Adding a stone veneer is a much more cost-effective alternative to investing in actual expensive masonry.
There is no denying that stone can look fantastic in construction, as well as providing a very functional material.
However, it is expensive to use natural stone extensively in construction.
Before you lay down your first stone veneer, here are four DIY tips that you need to know.
Make Sure You Cut The Lath Properly
When you are cutting the lath, it is essential that you have proper safety gloves and glasses on.
You should also have access to appropriate cutting tools, such as a diamond blade on an angle grinder.
Cutting a metal lath is more challenging than many people realize.
The lath will often come in separate sheets, cutting these sheets while they are lying flat on the ground is much easier than trying to cut them while partially lifting them.
Using this technique will also no prevent the lath from bending as you are cutting it.
Lay Out The Veneer Before You Begin
Before you begin installing your stone veneer, you should first lay everything out on the floor.
This will ensure that you have enough material to cover the space.

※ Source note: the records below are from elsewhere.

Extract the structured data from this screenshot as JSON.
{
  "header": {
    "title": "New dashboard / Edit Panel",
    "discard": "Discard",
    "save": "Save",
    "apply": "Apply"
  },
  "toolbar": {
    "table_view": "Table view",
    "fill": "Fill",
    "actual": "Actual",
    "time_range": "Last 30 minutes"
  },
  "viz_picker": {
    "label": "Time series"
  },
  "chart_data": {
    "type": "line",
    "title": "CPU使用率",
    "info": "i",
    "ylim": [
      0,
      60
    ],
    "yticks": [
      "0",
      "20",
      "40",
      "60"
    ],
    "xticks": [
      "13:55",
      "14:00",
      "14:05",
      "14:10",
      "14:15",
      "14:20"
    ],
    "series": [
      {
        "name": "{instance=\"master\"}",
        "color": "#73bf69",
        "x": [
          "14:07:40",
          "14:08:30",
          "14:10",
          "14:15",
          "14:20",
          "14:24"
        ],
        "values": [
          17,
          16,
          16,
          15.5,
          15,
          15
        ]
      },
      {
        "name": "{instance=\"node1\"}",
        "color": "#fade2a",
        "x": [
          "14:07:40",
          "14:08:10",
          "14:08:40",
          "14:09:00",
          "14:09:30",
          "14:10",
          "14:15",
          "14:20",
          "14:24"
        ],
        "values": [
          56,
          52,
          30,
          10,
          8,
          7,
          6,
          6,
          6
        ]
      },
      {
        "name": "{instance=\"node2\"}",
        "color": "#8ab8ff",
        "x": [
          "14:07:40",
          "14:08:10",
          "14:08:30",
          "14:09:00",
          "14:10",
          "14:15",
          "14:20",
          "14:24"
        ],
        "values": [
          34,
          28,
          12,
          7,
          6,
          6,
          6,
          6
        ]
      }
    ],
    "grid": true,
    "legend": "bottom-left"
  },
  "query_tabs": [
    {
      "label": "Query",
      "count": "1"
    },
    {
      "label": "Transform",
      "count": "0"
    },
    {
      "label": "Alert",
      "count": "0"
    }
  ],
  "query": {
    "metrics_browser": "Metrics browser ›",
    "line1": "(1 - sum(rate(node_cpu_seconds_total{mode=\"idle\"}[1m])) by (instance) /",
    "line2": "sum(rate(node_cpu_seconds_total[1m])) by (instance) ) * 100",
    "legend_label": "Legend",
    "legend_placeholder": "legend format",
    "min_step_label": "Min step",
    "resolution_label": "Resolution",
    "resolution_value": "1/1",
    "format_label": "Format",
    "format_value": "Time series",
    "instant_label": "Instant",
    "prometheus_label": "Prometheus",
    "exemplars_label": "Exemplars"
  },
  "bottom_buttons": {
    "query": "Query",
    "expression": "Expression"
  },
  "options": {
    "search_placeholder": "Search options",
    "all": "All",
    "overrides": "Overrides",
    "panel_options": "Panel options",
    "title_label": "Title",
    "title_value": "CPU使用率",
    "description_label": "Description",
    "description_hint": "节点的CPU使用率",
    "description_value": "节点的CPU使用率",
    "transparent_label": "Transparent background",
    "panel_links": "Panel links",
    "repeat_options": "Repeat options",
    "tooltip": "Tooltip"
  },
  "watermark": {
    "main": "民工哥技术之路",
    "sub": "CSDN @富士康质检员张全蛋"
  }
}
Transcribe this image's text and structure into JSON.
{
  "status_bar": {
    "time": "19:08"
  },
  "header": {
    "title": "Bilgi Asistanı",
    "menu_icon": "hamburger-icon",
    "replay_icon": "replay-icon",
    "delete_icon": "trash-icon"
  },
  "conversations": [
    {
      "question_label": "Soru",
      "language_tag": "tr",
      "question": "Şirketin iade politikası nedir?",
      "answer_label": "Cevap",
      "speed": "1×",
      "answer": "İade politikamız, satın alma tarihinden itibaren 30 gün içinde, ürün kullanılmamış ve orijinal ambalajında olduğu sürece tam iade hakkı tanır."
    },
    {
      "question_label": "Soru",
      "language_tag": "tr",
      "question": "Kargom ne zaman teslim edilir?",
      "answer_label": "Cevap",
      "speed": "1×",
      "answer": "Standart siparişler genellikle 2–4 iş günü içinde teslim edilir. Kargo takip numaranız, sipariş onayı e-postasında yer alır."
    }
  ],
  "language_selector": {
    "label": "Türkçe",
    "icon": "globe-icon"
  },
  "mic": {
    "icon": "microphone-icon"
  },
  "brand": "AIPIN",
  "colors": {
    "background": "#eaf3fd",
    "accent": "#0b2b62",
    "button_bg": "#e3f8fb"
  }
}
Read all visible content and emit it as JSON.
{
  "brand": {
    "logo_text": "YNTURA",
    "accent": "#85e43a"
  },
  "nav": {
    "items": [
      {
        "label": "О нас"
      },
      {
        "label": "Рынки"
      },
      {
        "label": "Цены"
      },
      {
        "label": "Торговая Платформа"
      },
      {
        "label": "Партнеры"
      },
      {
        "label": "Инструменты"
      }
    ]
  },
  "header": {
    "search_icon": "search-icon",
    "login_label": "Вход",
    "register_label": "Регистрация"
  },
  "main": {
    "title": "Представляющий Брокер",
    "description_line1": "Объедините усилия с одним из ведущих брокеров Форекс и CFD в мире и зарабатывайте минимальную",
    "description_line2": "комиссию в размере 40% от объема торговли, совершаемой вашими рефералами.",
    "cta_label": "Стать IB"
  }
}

If you are using a combination of different thin stone veneer finishes, it will also give you the opportunity to see them side by side and get a sneak peek at how they will look next to one another.
Dampen The Surface
Prior to installation, you should lightly dampen the concrete or other surface that you are applying the stone veneer to.
If there is too much water, the mortar can end up becoming runny and you will have difficulty getting your veneer to split.
However, a lightly damp surface will not only help the stone veneer to adhere properly, but it will also so keep the pieces clean from dirt and dust.
Use Proper Application Technique
It is essential to use the proper technique to apply a veneer if you want it to stick.
Begin by applying the corners first, and from there, work your way up from the bottom.
In each corner, there is both a long leg and a short leg, you should alternate between them when you are laying the corners down.
This will give the stone a staggered pattern and will prevent a straight joint from running the length of the corner and ruining the visual effect.
Once you have done the corners, you should then cover the flat part of the wall by beginning at the top and working your way down.
This will ensure that any debris that falls down does not stick to the face of the veneer.
Adding a stone veneer can instantly make any surface on your property look more attractive and interesting.
Just make sure that you plan out what you are going to do before you do it, as repairing a veneer later can be a real pain.